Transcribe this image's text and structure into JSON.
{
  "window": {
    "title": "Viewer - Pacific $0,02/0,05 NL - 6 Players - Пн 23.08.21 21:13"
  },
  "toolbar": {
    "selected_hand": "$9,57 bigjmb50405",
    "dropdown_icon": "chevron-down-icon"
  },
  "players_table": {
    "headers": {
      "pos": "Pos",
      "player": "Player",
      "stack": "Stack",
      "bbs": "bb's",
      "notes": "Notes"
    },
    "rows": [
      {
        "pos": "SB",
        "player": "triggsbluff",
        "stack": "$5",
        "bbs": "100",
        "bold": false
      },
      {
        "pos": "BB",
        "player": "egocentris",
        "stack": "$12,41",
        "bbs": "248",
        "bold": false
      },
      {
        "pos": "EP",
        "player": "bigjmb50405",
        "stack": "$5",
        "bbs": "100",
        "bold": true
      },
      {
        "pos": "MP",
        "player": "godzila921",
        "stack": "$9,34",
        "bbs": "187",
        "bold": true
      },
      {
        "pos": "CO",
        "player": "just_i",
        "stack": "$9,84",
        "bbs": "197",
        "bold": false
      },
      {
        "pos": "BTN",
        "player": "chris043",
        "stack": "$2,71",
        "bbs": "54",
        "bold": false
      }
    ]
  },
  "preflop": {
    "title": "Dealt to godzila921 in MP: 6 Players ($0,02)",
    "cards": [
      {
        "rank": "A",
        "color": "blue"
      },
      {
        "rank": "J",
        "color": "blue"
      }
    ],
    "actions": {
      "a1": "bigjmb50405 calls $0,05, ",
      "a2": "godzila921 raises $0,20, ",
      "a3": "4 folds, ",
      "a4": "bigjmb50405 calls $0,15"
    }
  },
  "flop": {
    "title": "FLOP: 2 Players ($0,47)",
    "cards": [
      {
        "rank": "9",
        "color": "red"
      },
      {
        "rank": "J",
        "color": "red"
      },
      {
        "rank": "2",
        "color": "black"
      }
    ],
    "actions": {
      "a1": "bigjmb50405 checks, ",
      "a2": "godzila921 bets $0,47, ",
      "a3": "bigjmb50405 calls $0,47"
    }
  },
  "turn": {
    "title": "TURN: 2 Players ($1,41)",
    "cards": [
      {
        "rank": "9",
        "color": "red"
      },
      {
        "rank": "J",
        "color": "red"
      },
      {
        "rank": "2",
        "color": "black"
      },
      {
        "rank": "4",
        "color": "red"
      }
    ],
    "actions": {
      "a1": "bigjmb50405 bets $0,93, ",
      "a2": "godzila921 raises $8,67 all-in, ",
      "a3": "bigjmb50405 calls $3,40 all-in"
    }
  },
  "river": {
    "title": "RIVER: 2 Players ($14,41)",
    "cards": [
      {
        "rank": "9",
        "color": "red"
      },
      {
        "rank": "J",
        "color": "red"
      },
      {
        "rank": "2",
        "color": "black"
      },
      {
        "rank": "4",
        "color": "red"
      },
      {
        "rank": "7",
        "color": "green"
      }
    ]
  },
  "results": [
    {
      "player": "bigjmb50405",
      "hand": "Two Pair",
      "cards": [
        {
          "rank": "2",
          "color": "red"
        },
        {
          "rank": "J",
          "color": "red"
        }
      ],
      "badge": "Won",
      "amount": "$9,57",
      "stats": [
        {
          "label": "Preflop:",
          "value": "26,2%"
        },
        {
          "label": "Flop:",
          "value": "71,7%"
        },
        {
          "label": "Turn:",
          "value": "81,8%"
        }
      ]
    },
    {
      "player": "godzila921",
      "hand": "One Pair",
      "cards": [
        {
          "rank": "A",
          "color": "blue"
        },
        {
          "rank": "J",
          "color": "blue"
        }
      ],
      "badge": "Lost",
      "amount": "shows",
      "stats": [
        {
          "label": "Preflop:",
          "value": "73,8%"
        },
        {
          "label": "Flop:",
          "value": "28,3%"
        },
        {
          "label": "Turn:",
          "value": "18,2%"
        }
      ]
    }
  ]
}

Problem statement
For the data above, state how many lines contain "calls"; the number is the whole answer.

Output for this task
4